Share when it makes sense. If you can find a common toothpaste brand, then share a tube! Same mouthwash? Share a bottle! But some things aren’t meant to be shared; like bath towels, underwear, nose rings, and shoes.
Have a money plan. Yours/mine/ours works well for us, and keeps me from demanding “Did you really need that wrench/fishing pole/kayak?” and keeps him from asking “Didn’t you just buy a new pair of sandals LAST summer?” It’s good to have a little mad money for yourself. Not enough that you are running off to Vegas on your lunch break, but enough that you can splurge on a MAC lip-gloss once in a while. Or a secret stash of Dr. Pepper.
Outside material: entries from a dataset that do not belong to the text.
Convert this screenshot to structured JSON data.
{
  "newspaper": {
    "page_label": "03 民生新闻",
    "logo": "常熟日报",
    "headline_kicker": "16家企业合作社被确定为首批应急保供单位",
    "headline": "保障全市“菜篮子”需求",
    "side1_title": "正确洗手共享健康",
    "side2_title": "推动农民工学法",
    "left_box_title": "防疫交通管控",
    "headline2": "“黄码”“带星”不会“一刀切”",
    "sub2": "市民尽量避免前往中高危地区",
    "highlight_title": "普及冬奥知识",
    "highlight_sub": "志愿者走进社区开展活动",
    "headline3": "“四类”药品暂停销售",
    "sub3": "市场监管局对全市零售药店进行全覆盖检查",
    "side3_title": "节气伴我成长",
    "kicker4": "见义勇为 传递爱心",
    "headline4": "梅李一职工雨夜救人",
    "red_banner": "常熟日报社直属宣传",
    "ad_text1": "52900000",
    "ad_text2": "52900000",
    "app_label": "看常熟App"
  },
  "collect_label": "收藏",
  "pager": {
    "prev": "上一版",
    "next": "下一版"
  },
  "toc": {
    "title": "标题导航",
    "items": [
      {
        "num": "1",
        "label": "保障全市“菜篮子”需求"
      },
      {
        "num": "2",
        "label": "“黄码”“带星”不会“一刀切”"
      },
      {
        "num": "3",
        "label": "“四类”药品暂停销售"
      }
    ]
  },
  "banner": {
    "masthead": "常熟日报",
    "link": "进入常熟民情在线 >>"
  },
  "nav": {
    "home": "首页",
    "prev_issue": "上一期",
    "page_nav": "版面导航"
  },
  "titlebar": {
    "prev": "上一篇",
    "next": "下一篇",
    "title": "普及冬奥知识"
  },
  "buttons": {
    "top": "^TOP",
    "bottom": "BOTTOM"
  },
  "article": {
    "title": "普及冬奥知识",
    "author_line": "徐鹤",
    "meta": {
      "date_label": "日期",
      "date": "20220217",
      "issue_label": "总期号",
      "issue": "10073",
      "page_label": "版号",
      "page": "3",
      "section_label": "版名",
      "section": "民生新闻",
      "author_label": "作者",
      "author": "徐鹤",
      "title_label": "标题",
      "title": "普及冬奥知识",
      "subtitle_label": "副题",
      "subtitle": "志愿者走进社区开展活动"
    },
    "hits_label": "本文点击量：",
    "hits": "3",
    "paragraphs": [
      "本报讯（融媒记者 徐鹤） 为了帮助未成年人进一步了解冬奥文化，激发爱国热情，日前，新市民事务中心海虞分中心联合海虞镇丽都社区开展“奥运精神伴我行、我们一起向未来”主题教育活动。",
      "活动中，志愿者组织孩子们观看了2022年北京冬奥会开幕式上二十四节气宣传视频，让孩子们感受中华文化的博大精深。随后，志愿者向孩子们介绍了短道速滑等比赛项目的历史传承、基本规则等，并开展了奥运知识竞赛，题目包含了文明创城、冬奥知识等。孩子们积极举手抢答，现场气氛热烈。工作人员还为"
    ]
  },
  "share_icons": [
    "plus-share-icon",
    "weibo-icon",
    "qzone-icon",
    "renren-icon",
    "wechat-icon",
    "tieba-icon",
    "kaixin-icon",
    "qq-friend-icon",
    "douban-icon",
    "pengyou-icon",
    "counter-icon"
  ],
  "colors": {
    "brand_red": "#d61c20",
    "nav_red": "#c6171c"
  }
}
Never take each other for granted. For every relationship that lasts and lasts, there is another one that didn’t. Some people leave for work and never come home. Even on the worst, most boring days my heart skips a beat when I see hubby come home from work. And I tell him that. I appreciate that he can fix the water pump on our car; he was amazed when I slip-covered the sofa and loveseat without a pattern.
Go your separate ways. We spend a lot of time together, and hubby doesn’t travel for work as much as he did when our kiddos were little. When we are apart, whether for girl’s night out, having a beer after work with the guys, or a business trip, we have more to share when we are together again. His voice sounds different, he has stories to tell me, and we make more eye contact than usual.
Set some goals together, even if they are silly. Having something you are aiming for together, whether it’s to own your own business, potty-train the puppy, paint the house, vacation in Italy, retire on the beach someday, or just start a family brings you closer. Awww.
Take a look at your honey and pretend like it’s the first time you’ve ever seen him. Or that it’s the last time you will ever see him. I read this somewhere and it really stuck with me. It’s amazing what you notice when you look at someone this way. Diapers, credit card bills, stress at work, and the daily grind have a way of making you forget what it’s all about.
Touch. Well yeah, of course THAT, but I mean other kinds of touches that aren’t expected. Run your fingers through his hair while he’s on the computer. Put your arm around his shoulders and give him a squeeze at the grocery store. Give him a peck on the forehead when he’s watching TV. I don’t know how it works, but it helps keep us connected. I guess it’s magic.
Humor is a key to my marital happiness. Even when a situation seems overwhelming, there’s always something to laugh about. Hubby makes me laugh at least once every single day, and always has. I don’t always think his potty jokes are funny (the kids do) but it makes me laugh that HE thinks they are hilarious. He does impressions. He sings and doesn’t know most of the words, but this doesn’t stop him. He is afflicted with a sort of musical Tourette’s syndrome, which means the mere mention of a word in a sentence causes him to break into a song with the same word in it. Which usually has nothing AT ALL to do with the conversation we were having. And I laugh. Me? I’m not so funny.
Respect each other; the most important thing. I may not agree with everything hubby thinks or says, and he most certainly doesn’t agree with me all of the time. But because of our commitment to each other, we respect these differences. I respect that hubby likes Bob Seger, Johnny Cash, and will eat mushy bananas. He respects that I like Lady Gaga, love broccoli, and enjoy a Dr. Pepper now and then.

OK, maybe he doesn’t respect the Lady Gaga part.